*** Opening Supplied records ***
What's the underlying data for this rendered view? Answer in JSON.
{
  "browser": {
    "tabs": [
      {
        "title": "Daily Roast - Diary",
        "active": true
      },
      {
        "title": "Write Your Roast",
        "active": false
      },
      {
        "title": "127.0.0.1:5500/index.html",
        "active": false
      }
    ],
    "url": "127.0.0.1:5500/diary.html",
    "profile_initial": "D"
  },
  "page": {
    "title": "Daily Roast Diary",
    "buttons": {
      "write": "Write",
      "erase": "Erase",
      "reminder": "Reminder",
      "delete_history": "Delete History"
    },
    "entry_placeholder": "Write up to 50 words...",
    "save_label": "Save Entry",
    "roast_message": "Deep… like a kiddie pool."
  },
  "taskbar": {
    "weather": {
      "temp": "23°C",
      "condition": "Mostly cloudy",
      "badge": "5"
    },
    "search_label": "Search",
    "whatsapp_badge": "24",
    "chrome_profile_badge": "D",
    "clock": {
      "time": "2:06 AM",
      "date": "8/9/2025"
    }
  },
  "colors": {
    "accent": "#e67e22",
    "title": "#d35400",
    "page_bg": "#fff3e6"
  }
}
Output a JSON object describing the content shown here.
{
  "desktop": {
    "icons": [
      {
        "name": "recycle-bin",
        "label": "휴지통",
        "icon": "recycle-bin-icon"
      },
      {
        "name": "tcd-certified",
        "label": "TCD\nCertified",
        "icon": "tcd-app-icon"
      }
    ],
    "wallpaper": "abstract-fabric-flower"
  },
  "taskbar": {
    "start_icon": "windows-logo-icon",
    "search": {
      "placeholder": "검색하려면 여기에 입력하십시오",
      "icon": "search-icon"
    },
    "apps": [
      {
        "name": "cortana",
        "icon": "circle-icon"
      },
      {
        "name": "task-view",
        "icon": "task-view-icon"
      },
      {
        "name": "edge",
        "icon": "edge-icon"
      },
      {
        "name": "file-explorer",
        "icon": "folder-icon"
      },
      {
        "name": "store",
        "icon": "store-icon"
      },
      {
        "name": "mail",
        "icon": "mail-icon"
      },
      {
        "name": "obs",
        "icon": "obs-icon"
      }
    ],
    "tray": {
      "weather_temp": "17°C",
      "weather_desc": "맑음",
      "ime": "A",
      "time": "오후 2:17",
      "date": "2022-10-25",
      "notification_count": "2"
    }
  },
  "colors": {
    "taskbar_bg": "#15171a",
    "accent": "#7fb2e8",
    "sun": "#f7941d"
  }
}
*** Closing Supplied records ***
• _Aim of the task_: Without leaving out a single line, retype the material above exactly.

• _Answer to the exercise_:
What's the underlying data for this rendered view? Answer in JSON.
{
  "browser": {
    "tabs": [
      {
        "title": "Daily Roast - Diary",
        "active": true
      },
      {
        "title": "Write Your Roast",
        "active": false
      },
      {
        "title": "127.0.0.1:5500/index.html",
        "active": false
      }
    ],
    "url": "127.0.0.1:5500/diary.html",
    "profile_initial": "D"
  },
  "page": {
    "title": "Daily Roast Diary",
    "buttons": {
      "write": "Write",
      "erase": "Erase",
      "reminder": "Reminder",
      "delete_history": "Delete History"
    },
    "entry_placeholder": "Write up to 50 words...",
    "save_label": "Save Entry",
    "roast_message": "Deep… like a kiddie pool."
  },
  "taskbar": {
    "weather": {
      "temp": "23°C",
      "condition": "Mostly cloudy",
      "badge": "5"
    },
    "search_label": "Search",
    "whatsapp_badge": "24",
    "chrome_profile_badge": "D",
    "clock": {
      "time": "2:06 AM",
      "date": "8/9/2025"
    }
  },
  "colors": {
    "accent": "#e67e22",
    "title": "#d35400",
    "page_bg": "#fff3e6"
  }
}
Output a JSON object describing the content shown here.
{
  "desktop": {
    "icons": [
      {
        "name": "recycle-bin",
        "label": "휴지통",
        "icon": "recycle-bin-icon"
      },
      {
        "name": "tcd-certified",
        "label": "TCD\nCertified",
        "icon": "tcd-app-icon"
      }
    ],
    "wallpaper": "abstract-fabric-flower"
  },
  "taskbar": {
    "start_icon": "windows-logo-icon",
    "search": {
      "placeholder": "검색하려면 여기에 입력하십시오",
      "icon": "search-icon"
    },
    "apps": [
      {
        "name": "cortana",
        "icon": "circle-icon"
      },
      {
        "name": "task-view",
        "icon": "task-view-icon"
      },
      {
        "name": "edge",
        "icon": "edge-icon"
      },
      {
        "name": "file-explorer",
        "icon": "folder-icon"
      },
      {
        "name": "store",
        "icon": "store-icon"
      },
      {
        "name": "mail",
        "icon": "mail-icon"
      },
      {
        "name": "obs",
        "icon": "obs-icon"
      }
    ],
    "tray": {
      "weather_temp": "17°C",
      "weather_desc": "맑음",
      "ime": "A",
      "time": "오후 2:17",
      "date": "2022-10-25",
      "notification_count": "2"
    }
  },
  "colors": {
    "taskbar_bg": "#15171a",
    "accent": "#7fb2e8",
    "sun": "#f7941d"
  }
}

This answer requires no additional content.